1995 Les Misérables (which Warners really needs to grace with a DVD release).
Philippine Leroy-Beaulieu is compellingly inconsistent as the errant
mother. Nobody could make the baby-abandoning part of the role work, but she's convincing both as a
gorgeous model and as a tearful single working woman who can't cope with her responsibilities.
The movie never says as much, but it makes a nice case for a Utopian world in which both male and
female adults are involved in caring for children, no matter whose babies they might be.
Home Vision's DVD of Three Men and a Cradle is a pleasingly attractive presentation in
perfect condition. The enhanced image is sharp, brightly colored and free of blemishes. The audio
track is equally clear.
Director Serreau appears in a thoughtful interview, explaining that her story was prompted by
an interest in the changing domestic roles of men.
A 'video lullabye' takes the song Au clair de la lune from the film and makes it into
montage of baby moments.
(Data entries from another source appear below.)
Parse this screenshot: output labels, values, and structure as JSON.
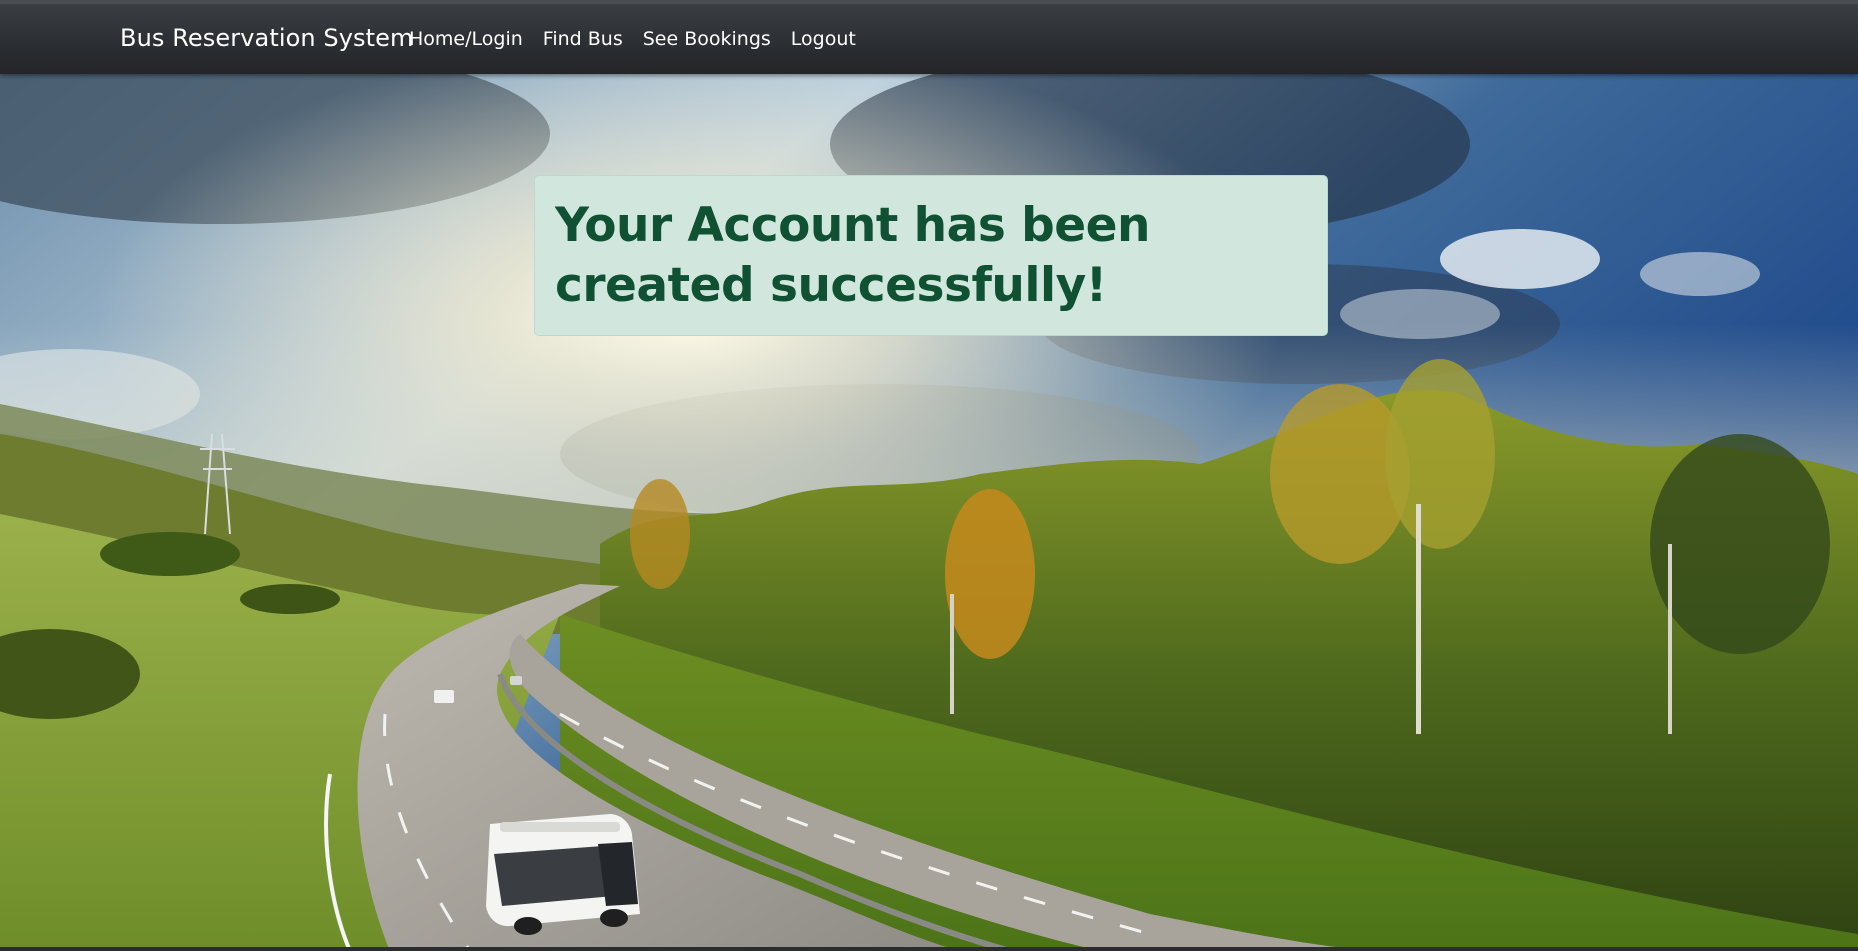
{
  "navbar": {
    "brand": "Bus Reservation System",
    "links": [
      {
        "label": "Home/Login"
      },
      {
        "label": "Find Bus"
      },
      {
        "label": "See Bookings"
      },
      {
        "label": "Logout"
      }
    ]
  },
  "alert": {
    "message": "Your Account has been created successfully!",
    "background_color": "#d1e7dd",
    "text_color": "#0f5132"
  },
  "hero": {
    "image": "highway-landscape-with-bus"
  }
}
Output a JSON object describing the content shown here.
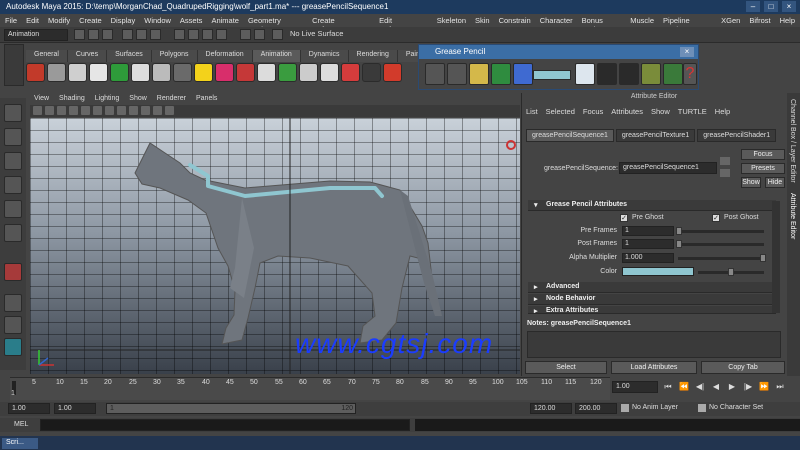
{
  "window": {
    "title": "Autodesk Maya 2015: D:\\temp\\MorganChad_QuadrupedRigging\\wolf_part1.ma*   ---   greasePencilSequence1",
    "controls": [
      "–",
      "□",
      "×"
    ]
  },
  "menubar": [
    "File",
    "Edit",
    "Modify",
    "Create",
    "Display",
    "Window",
    "Assets",
    "Animate",
    "Geometry Cache",
    "Create Deformers",
    "Edit Deformers",
    "Skeleton",
    "Skin",
    "Constrain",
    "Character",
    "Bonus Tools",
    "Muscle",
    "Pipeline Cache",
    "XGen",
    "Bifrost",
    "Help"
  ],
  "statusline": {
    "mode": "Animation",
    "live_surface": "No Live Surface"
  },
  "shelf": {
    "tabs": [
      "General",
      "Curves",
      "Surfaces",
      "Polygons",
      "Deformation",
      "Animation",
      "Dynamics",
      "Rendering",
      "PaintEffects"
    ],
    "active_tab": "Animation"
  },
  "viewport": {
    "menu": [
      "View",
      "Shading",
      "Lighting",
      "Show",
      "Renderer",
      "Panels"
    ],
    "watermark": "www.cgtsj.com"
  },
  "grease_pencil": {
    "title": "Grease Pencil",
    "close": "×",
    "color": "#8fc6d0"
  },
  "attribute_editor": {
    "title": "Attribute Editor",
    "menu": [
      "List",
      "Selected",
      "Focus",
      "Attributes",
      "Show",
      "TURTLE",
      "Help"
    ],
    "tabs": [
      "greasePencilSequence1",
      "greasePencilTexture1",
      "greasePencilShader1"
    ],
    "node_label": "greasePencilSequence:",
    "node_value": "greasePencilSequence1",
    "buttons": {
      "focus": "Focus",
      "presets": "Presets",
      "show": "Show",
      "hide": "Hide"
    },
    "sections": {
      "gp_attributes": "Grease Pencil Attributes",
      "advanced": "Advanced",
      "node_behavior": "Node Behavior",
      "extra": "Extra Attributes"
    },
    "pre_ghost": "Pre Ghost",
    "post_ghost": "Post Ghost",
    "pre_frames_label": "Pre Frames",
    "pre_frames_value": "1",
    "post_frames_label": "Post Frames",
    "post_frames_value": "1",
    "alpha_label": "Alpha Multiplier",
    "alpha_value": "1.000",
    "color_label": "Color",
    "color_value": "#8fc6d0",
    "notes_label": "Notes: greasePencilSequence1",
    "bottom_buttons": [
      "Select",
      "Load Attributes",
      "Copy Tab"
    ]
  },
  "right_tabs": [
    "Channel Box / Layer Editor",
    "Attribute Editor"
  ],
  "timeline": {
    "ticks": [
      "5",
      "10",
      "15",
      "20",
      "25",
      "30",
      "35",
      "40",
      "45",
      "50",
      "55",
      "60",
      "65",
      "70",
      "75",
      "80",
      "85",
      "90",
      "95",
      "100",
      "105",
      "110",
      "115",
      "120"
    ],
    "current": "1",
    "time_field": "1.00",
    "playback": [
      "⏮",
      "⏪",
      "◀|",
      "◀",
      "▶",
      "|▶",
      "⏩",
      "⏭"
    ]
  },
  "range": {
    "start": "1.00",
    "start2": "1.00",
    "range_start_label": "1",
    "range_end_label": "120",
    "end": "120.00",
    "end2": "200.00",
    "anim_layer": "No Anim Layer",
    "character_set": "No Character Set"
  },
  "command_line": {
    "label": "MEL"
  },
  "taskbar": {
    "item": "Scri..."
  }
}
A brief collection of scenes and statements around the film's
Toy Giraffe shows tiny on-camera glimpses of Roland Giraud and Michel Boujenah, indicating
the possibility of a longer docu that didn't make it to this Region 1 disc. The French trailer
uses a specially staged sequence of a beautiful woman dropping off a baby in a basket. We know it's
a special shoot because neither the lady nor the basket match what's in the film proper.
On a scale of Excellent, Good, Fair, and Poor,
Three Men and a Cradle rates:
Supplements: Coline Serreau interview, brief featurettes Au clair de la lune
and Toy Giraffe, trailer
Packaging: Keep case
Reviewed: July 29, 2005
DVD Savant Text © Copyright 2007 Glenn Erickson